GovForum, May 2017 – Coaching & Leading

Susannah Le Bron and Jane Ridley were so generous with their time and in sharing their leadership stories and advice – we would like to take this opportunity to thank them again for their participation. With all nuggets of wisdom shared in the short space of time, it’s hard to pick the key points to remind ourselves of – but we’ve tried to below. GovForum; June 2017 – Coaching and Leading

On their style of leadership; The leadership style that has worked the best for Susannah is one of collaboration. She likes to keep things human – referring to ‘people’ as opposed to ‘staff’. Susannah always insists on having the person who is making a recommendation or proposal to her presence at the table where the decision is being made- regardless of level or grade. Their voice is important. Jane shared how she needs to be energetic in her leadership because frequently the jobs she takes on are those that others don’t want to do – transformation! Her top tip is to be very self-aware when leading and coaching; know your own strengths, your weaknesses and your values, and how you might lend these to other people. Take the opportunities to lead and mentor outside of formal sessions – it can happen every day in all your interactions. Additional bonus tip – use analogies – especially soccer ones!

Preparing yourself for difficult coaching experiences;  When providing difficult feedback, Susannah and Jane both highlighted the importance to give full attention to the session and devote enough time to solve the issue at hand, or at least put a plan in place. Both prepare to the coaching meetings with notes if necessary, for instance in the form of mind maps, and encourage colleagues to do the same.
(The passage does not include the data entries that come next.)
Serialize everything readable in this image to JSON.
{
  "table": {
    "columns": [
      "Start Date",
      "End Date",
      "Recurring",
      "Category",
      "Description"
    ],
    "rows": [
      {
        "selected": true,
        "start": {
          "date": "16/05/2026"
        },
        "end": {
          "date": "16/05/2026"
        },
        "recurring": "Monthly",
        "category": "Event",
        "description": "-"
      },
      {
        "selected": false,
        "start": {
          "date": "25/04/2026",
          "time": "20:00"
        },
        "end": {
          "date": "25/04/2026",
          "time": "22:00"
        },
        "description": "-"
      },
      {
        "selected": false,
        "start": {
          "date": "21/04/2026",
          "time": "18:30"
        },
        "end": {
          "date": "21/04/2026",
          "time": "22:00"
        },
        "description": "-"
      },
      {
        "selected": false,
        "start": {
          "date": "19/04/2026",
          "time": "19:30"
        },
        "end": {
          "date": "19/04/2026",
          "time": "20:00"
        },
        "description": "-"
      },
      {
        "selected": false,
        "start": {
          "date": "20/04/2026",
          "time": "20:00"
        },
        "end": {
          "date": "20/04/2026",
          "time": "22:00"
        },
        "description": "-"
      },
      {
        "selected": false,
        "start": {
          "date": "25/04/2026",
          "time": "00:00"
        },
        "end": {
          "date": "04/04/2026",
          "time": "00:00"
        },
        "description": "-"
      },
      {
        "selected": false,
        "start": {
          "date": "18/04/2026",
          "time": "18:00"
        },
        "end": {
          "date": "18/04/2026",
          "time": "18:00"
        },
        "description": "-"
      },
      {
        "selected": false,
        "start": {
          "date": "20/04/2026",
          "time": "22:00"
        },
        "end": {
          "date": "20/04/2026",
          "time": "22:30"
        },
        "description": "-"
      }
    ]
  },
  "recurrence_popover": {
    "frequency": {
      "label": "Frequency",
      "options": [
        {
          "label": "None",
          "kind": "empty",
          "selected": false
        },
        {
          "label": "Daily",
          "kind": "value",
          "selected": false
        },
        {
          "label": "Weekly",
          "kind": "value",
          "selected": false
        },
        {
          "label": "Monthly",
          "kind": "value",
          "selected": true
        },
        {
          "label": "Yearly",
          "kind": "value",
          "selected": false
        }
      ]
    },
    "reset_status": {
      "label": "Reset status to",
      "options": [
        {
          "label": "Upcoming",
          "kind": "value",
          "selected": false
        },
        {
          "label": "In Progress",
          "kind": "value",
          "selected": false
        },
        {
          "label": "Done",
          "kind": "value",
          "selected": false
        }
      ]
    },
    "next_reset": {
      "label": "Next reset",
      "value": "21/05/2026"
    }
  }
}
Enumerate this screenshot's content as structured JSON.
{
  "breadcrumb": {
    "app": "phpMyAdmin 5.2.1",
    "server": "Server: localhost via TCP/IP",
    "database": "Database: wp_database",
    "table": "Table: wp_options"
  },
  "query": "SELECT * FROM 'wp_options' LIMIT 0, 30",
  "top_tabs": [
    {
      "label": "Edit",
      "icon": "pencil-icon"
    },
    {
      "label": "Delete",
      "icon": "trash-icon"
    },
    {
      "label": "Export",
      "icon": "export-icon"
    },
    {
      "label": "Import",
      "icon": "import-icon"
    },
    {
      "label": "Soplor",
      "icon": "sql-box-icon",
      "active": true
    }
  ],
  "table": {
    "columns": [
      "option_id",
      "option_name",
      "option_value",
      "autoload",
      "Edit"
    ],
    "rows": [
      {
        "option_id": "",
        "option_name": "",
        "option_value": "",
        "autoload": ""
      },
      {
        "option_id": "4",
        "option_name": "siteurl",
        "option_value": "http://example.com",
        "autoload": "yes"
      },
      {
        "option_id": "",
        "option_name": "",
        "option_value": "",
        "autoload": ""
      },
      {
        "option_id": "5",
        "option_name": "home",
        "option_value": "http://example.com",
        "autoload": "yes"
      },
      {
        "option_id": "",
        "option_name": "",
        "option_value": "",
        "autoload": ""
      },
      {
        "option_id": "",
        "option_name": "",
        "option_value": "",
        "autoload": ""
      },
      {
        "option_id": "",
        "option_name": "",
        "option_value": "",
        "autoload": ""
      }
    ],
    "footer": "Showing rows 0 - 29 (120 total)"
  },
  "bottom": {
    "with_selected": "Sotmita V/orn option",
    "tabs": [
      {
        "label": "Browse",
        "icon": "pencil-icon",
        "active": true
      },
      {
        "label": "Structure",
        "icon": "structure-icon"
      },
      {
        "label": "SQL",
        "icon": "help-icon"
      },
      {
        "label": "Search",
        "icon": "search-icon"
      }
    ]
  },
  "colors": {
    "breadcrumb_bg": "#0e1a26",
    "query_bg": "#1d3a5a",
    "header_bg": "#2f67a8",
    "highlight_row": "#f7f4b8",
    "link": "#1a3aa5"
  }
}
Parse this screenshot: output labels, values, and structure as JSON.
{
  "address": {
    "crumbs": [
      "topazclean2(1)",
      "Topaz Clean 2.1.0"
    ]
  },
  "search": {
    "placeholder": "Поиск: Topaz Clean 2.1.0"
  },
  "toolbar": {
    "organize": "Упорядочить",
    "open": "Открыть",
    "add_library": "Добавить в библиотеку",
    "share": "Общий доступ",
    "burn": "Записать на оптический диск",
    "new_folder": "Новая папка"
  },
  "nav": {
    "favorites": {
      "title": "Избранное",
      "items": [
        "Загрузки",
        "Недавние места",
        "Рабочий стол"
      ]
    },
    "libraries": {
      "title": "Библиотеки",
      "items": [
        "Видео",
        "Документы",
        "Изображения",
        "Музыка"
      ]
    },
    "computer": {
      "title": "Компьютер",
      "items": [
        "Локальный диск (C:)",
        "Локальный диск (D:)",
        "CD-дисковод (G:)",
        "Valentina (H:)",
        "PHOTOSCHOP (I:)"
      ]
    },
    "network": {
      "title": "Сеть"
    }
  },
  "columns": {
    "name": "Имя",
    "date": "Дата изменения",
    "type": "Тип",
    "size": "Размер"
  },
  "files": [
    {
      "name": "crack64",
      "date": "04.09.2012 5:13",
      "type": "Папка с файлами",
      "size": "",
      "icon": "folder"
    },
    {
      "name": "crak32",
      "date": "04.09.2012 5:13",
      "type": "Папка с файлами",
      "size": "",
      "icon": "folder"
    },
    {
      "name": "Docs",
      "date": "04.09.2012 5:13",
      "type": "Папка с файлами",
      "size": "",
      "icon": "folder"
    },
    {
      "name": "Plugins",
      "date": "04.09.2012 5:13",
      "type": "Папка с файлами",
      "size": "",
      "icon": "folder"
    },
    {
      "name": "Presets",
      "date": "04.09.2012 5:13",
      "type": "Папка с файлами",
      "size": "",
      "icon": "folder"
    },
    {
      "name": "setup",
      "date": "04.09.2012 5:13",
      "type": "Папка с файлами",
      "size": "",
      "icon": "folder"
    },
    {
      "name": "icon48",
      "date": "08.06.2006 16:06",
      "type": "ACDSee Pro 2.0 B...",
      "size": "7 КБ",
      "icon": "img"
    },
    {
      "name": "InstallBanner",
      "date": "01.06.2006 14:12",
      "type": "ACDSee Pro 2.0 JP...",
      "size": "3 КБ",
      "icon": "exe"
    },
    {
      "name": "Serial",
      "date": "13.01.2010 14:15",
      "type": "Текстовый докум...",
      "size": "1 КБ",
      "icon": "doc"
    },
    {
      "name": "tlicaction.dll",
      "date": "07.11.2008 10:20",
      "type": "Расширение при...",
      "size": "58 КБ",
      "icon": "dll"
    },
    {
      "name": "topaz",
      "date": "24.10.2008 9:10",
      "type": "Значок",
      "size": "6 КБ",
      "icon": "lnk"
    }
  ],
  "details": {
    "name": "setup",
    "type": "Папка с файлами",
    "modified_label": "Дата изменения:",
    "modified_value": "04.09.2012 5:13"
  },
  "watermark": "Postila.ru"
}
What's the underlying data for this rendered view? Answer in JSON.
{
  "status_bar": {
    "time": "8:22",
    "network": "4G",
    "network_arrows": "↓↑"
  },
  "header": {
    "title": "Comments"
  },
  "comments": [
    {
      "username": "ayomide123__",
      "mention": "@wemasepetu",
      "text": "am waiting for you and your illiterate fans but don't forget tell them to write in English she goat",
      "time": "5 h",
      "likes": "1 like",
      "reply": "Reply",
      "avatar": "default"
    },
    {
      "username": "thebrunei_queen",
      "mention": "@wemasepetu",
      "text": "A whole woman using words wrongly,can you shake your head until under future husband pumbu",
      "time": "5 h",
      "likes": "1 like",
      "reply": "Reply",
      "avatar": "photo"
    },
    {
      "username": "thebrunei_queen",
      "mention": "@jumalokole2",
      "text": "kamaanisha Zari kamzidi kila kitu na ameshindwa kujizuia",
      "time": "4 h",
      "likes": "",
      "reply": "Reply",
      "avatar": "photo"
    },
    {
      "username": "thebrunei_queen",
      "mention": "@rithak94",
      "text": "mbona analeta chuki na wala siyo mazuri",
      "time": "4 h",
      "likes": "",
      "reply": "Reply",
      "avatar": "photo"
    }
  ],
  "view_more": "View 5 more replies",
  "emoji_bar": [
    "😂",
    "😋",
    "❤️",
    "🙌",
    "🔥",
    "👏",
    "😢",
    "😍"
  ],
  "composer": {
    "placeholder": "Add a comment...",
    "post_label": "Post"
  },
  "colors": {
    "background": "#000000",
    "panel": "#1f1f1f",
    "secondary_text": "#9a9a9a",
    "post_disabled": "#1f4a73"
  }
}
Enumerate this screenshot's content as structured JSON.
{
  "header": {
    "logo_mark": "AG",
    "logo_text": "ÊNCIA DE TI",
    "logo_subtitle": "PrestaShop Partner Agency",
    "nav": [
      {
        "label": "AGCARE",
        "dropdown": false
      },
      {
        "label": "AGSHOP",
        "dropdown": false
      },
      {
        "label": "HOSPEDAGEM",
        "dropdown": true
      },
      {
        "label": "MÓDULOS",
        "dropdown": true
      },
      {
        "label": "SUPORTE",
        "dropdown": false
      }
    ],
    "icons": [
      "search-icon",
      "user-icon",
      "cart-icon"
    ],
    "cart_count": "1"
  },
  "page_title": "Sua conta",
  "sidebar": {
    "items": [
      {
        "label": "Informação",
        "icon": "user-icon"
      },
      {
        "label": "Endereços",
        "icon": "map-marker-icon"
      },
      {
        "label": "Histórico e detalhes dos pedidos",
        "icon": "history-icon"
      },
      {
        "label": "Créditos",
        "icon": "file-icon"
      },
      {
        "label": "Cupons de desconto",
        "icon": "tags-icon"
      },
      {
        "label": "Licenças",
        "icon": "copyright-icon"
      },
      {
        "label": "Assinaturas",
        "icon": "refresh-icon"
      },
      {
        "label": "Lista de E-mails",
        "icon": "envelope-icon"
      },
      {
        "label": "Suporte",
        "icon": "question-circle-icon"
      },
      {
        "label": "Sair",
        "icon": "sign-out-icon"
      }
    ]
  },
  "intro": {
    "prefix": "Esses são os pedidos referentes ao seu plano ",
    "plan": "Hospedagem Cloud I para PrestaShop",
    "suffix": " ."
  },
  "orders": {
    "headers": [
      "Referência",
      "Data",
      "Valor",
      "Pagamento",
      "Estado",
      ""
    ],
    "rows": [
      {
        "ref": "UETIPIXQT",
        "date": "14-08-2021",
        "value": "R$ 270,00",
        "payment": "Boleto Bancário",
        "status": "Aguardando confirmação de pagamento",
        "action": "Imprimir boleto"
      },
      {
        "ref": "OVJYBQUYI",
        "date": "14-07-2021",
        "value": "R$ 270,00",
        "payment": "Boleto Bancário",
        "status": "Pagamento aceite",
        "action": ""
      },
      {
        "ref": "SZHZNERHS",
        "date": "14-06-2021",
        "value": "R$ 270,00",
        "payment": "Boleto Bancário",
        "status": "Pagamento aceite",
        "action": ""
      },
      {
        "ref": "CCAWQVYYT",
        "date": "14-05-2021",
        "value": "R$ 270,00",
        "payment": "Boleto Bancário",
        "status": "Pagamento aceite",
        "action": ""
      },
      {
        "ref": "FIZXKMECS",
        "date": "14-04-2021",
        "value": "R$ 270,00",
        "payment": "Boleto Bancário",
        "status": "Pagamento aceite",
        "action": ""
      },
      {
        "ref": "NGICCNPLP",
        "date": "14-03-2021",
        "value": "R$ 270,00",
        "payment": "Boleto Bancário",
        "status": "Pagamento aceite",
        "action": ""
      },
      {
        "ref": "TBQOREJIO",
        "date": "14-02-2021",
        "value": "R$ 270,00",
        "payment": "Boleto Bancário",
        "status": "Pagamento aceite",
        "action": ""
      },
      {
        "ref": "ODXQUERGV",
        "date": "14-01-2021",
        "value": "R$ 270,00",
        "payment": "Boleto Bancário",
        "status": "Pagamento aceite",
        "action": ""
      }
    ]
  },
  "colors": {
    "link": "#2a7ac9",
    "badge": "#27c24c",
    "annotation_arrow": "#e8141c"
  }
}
They recommended to call out if you think things are not being said or avoided, always finish by asking if there is anything else to say.

Our panellists recommended to always take the view that no one comes to work intending to do a bad job. It’s a leader’s job to find out what else is going on that this might be happening. Linked to this, Jane always includes a standing agenda item on her meetings with team members called ‘personal’, so that her people have the opportunity to talk about anything – so much else happens in our lives outside of work.

What we learned from you;  We got some great leadership tips from the room too:

  1. Be authentic and let people know who you are. Be observant of changes in your people.
  2. Recognise the context that your team has been working in if you join a new one – sometimes what you consider to be management basics haven’t ever been done before.
  3. Regular conversations are so important to have so that you can then have meaningful or difficult ones when needed.
  4. Digital channels help with keeping communication light, current and regular.
  5. But it’s really important to also back this up with face to face communications

The difference between coaching and mentoring. Mentoring is about you, your experience, what they can learn from you. Coaching is about your people. Top tip – document the number of times you say ‘I’ in a coaching conversation vs the number of times you say ‘you’ – ratio should be 3:1 in favour of ‘you’!

Leadership resources for you: Our panel facilitator Pip Dexter remarked that Jane and Susannah possess at least four of the six signature traits of inclusive leadership. Jane mentioned that she uses mind maps and the LSI tool.  See how Deloitte CEO Cindy Hook describes her leadership style, and the approach she advises to developing yours